SUPPLIED DATA:
Segment Open

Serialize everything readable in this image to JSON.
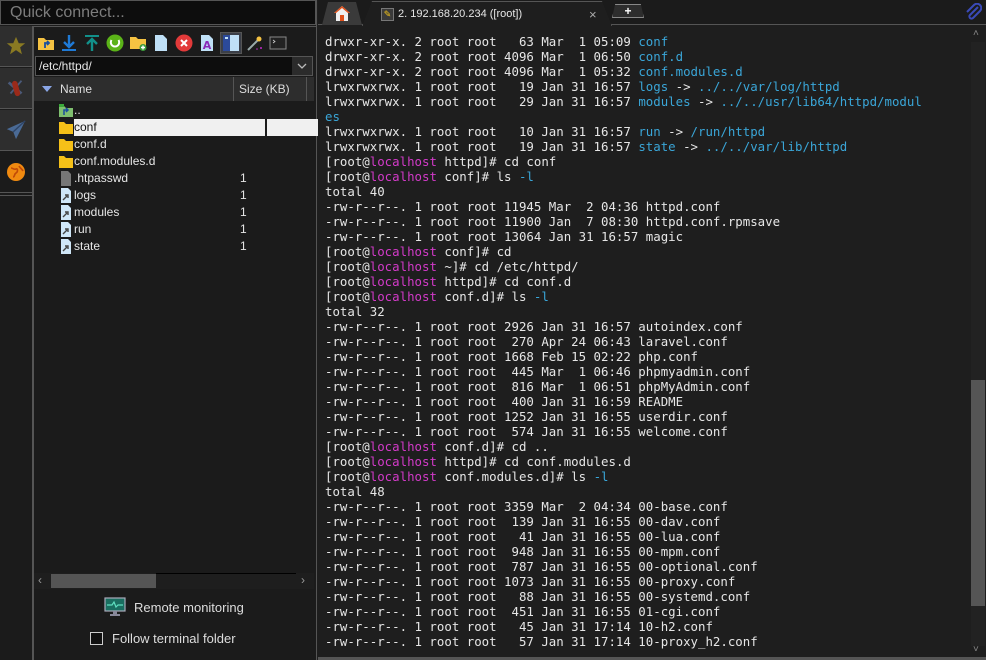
{
  "quick_connect": {
    "placeholder": "Quick connect..."
  },
  "sidebar": {
    "items": [
      {
        "icon": "star-icon",
        "label": "Favorites"
      },
      {
        "icon": "tools-icon",
        "label": "Tools"
      },
      {
        "icon": "paper-plane-icon",
        "label": "Send"
      },
      {
        "icon": "globe-icon",
        "label": "SFTP"
      }
    ]
  },
  "file_browser": {
    "toolbar": [
      {
        "icon": "folder-up-icon",
        "label": "Parent directory"
      },
      {
        "icon": "download-icon",
        "label": "Download"
      },
      {
        "icon": "upload-icon",
        "label": "Upload"
      },
      {
        "icon": "refresh-icon",
        "label": "Refresh"
      },
      {
        "icon": "new-folder-icon",
        "label": "New folder"
      },
      {
        "icon": "new-file-icon",
        "label": "New file"
      },
      {
        "icon": "delete-icon",
        "label": "Delete"
      },
      {
        "icon": "rename-icon",
        "label": "Rename"
      },
      {
        "icon": "split-view-icon",
        "label": "Split view",
        "pressed": true
      },
      {
        "icon": "magic-wand-icon",
        "label": "Tools"
      },
      {
        "icon": "terminal-icon",
        "label": "Open terminal"
      }
    ],
    "path": "/etc/httpd/",
    "columns": {
      "name": "Name",
      "size": "Size (KB)"
    },
    "files": [
      {
        "name": "..",
        "type": "parent",
        "size": ""
      },
      {
        "name": "conf",
        "type": "folder",
        "size": "",
        "selected": true
      },
      {
        "name": "conf.d",
        "type": "folder",
        "size": ""
      },
      {
        "name": "conf.modules.d",
        "type": "folder",
        "size": ""
      },
      {
        "name": ".htpasswd",
        "type": "file",
        "size": "1"
      },
      {
        "name": "logs",
        "type": "link",
        "size": "1"
      },
      {
        "name": "modules",
        "type": "link",
        "size": "1"
      },
      {
        "name": "run",
        "type": "link",
        "size": "1"
      },
      {
        "name": "state",
        "type": "link",
        "size": "1"
      }
    ],
    "remote_monitoring": "Remote monitoring",
    "follow_terminal": {
      "label": "Follow terminal folder",
      "checked": false
    }
  },
  "tabs": {
    "home_label": "Home",
    "session_label": "2. 192.168.20.234 ([root])",
    "close_glyph": "×",
    "new_tab_glyph": "+"
  },
  "colors": {
    "link": "#3aa6d8",
    "host": "#d23ac8",
    "text": "#e6e6e6",
    "background": "#1e1e1e"
  },
  "terminal": {
    "lines": [
      [
        {
          "t": "drwxr-xr-x. 2 root root   63 Mar  1 05:09 "
        },
        {
          "t": "conf",
          "c": "link"
        }
      ],
      [
        {
          "t": "drwxr-xr-x. 2 root root 4096 Mar  1 06:50 "
        },
        {
          "t": "conf.d",
          "c": "link"
        }
      ],
      [
        {
          "t": "drwxr-xr-x. 2 root root 4096 Mar  1 05:32 "
        },
        {
          "t": "conf.modules.d",
          "c": "link"
        }
      ],
      [
        {
          "t": "lrwxrwxrwx. 1 root root   19 Jan 31 16:57 "
        },
        {
          "t": "logs",
          "c": "link"
        },
        {
          "t": " -> "
        },
        {
          "t": "../../var/log/httpd",
          "c": "link"
        }
      ],
      [
        {
          "t": "lrwxrwxrwx. 1 root root   29 Jan 31 16:57 "
        },
        {
          "t": "modules",
          "c": "link"
        },
        {
          "t": " -> "
        },
        {
          "t": "../../usr/lib64/httpd/modul",
          "c": "link"
        }
      ],
      [
        {
          "t": "es",
          "c": "link"
        }
      ],
      [
        {
          "t": "lrwxrwxrwx. 1 root root   10 Jan 31 16:57 "
        },
        {
          "t": "run",
          "c": "link"
        },
        {
          "t": " -> "
        },
        {
          "t": "/run/httpd",
          "c": "link"
        }
      ],
      [
        {
          "t": "lrwxrwxrwx. 1 root root   19 Jan 31 16:57 "
        },
        {
          "t": "state",
          "c": "link"
        },
        {
          "t": " -> "
        },
        {
          "t": "../../var/lib/httpd",
          "c": "link"
        }
      ],
      [
        {
          "t": "[root@"
        },
        {
          "t": "localhost",
          "c": "host"
        },
        {
          "t": " httpd]# cd conf"
        }
      ],
      [
        {
          "t": "[root@"
        },
        {
          "t": "localhost",
          "c": "host"
        },
        {
          "t": " conf]# ls "
        },
        {
          "t": "-l",
          "c": "flag"
        }
      ],
      [
        {
          "t": "total 40"
        }
      ],
      [
        {
          "t": "-rw-r--r--. 1 root root 11945 Mar  2 04:36 httpd.conf"
        }
      ],
      [
        {
          "t": "-rw-r--r--. 1 root root 11900 Jan  7 08:30 httpd.conf.rpmsave"
        }
      ],
      [
        {
          "t": "-rw-r--r--. 1 root root 13064 Jan 31 16:57 magic"
        }
      ],
      [
        {
          "t": "[root@"
        },
        {
          "t": "localhost",
          "c": "host"
        },
        {
          "t": " conf]# cd"
        }
      ],
      [
        {
          "t": "[root@"
        },
        {
          "t": "localhost",
          "c": "host"
        },
        {
          "t": " ~]# cd /etc/httpd/"
        }
      ],
      [
        {
          "t": "[root@"
        },
        {
          "t": "localhost",
          "c": "host"
        },
        {
          "t": " httpd]# cd conf.d"
        }
      ],
      [
        {
          "t": "[root@"
        },
        {
          "t": "localhost",
          "c": "host"
        },
        {
          "t": " conf.d]# ls "
        },
        {
          "t": "-l",
          "c": "flag"
        }
      ],
      [
        {
          "t": "total 32"
        }
      ],
      [
        {
          "t": "-rw-r--r--. 1 root root 2926 Jan 31 16:57 autoindex.conf"
        }
      ],
      [
        {
          "t": "-rw-r--r--. 1 root root  270 Apr 24 06:43 laravel.conf"
        }
      ],
      [
        {
          "t": "-rw-r--r--. 1 root root 1668 Feb 15 02:22 php.conf"
        }
      ],
      [
        {
          "t": "-rw-r--r--. 1 root root  445 Mar  1 06:46 phpmyadmin.conf"
        }
      ],
      [
        {
          "t": "-rw-r--r--. 1 root root  816 Mar  1 06:51 phpMyAdmin.conf"
        }
      ],
      [
        {
          "t": "-rw-r--r--. 1 root root  400 Jan 31 16:59 README"
        }
      ],
      [
        {
          "t": "-rw-r--r--. 1 root root 1252 Jan 31 16:55 userdir.conf"
        }
      ],
      [
        {
          "t": "-rw-r--r--. 1 root root  574 Jan 31 16:55 welcome.conf"
        }
      ],
      [
        {
          "t": "[root@"
        },
        {
          "t": "localhost",
          "c": "host"
        },
        {
          "t": " conf.d]# cd .."
        }
      ],
      [
        {
          "t": "[root@"
        },
        {
          "t": "localhost",
          "c": "host"
        },
        {
          "t": " httpd]# cd conf.modules.d"
        }
      ],
      [
        {
          "t": "[root@"
        },
        {
          "t": "localhost",
          "c": "host"
        },
        {
          "t": " conf.modules.d]# ls "
        },
        {
          "t": "-l",
          "c": "flag"
        }
      ],
      [
        {
          "t": "total 48"
        }
      ],
      [
        {
          "t": "-rw-r--r--. 1 root root 3359 Mar  2 04:34 00-base.conf"
        }
      ],
      [
        {
          "t": "-rw-r--r--. 1 root root  139 Jan 31 16:55 00-dav.conf"
        }
      ],
      [
        {
          "t": "-rw-r--r--. 1 root root   41 Jan 31 16:55 00-lua.conf"
        }
      ],
      [
        {
          "t": "-rw-r--r--. 1 root root  948 Jan 31 16:55 00-mpm.conf"
        }
      ],
      [
        {
          "t": "-rw-r--r--. 1 root root  787 Jan 31 16:55 00-optional.conf"
        }
      ],
      [
        {
          "t": "-rw-r--r--. 1 root root 1073 Jan 31 16:55 00-proxy.conf"
        }
      ],
      [
        {
          "t": "-rw-r--r--. 1 root root   88 Jan 31 16:55 00-systemd.conf"
        }
      ],
      [
        {
          "t": "-rw-r--r--. 1 root root  451 Jan 31 16:55 01-cgi.conf"
        }
      ],
      [
        {
          "t": "-rw-r--r--. 1 root root   45 Jan 31 17:14 10-h2.conf"
        }
      ],
      [
        {
          "t": "-rw-r--r--. 1 root root   57 Jan 31 17:14 10-proxy_h2.conf"
        }
      ]
    ]
  }
}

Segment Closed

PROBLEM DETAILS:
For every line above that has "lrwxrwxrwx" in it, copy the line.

REPLY TO THE TASK:
          "t": "lrwxrwxrwx. 1 root root   19 Jan 31 16:57 "
          "t": "lrwxrwxrwx. 1 root root   29 Jan 31 16:57 "
          "t": "lrwxrwxrwx. 1 root root   10 Jan 31 16:57 "
          "t": "lrwxrwxrwx. 1 root root   19 Jan 31 16:57 "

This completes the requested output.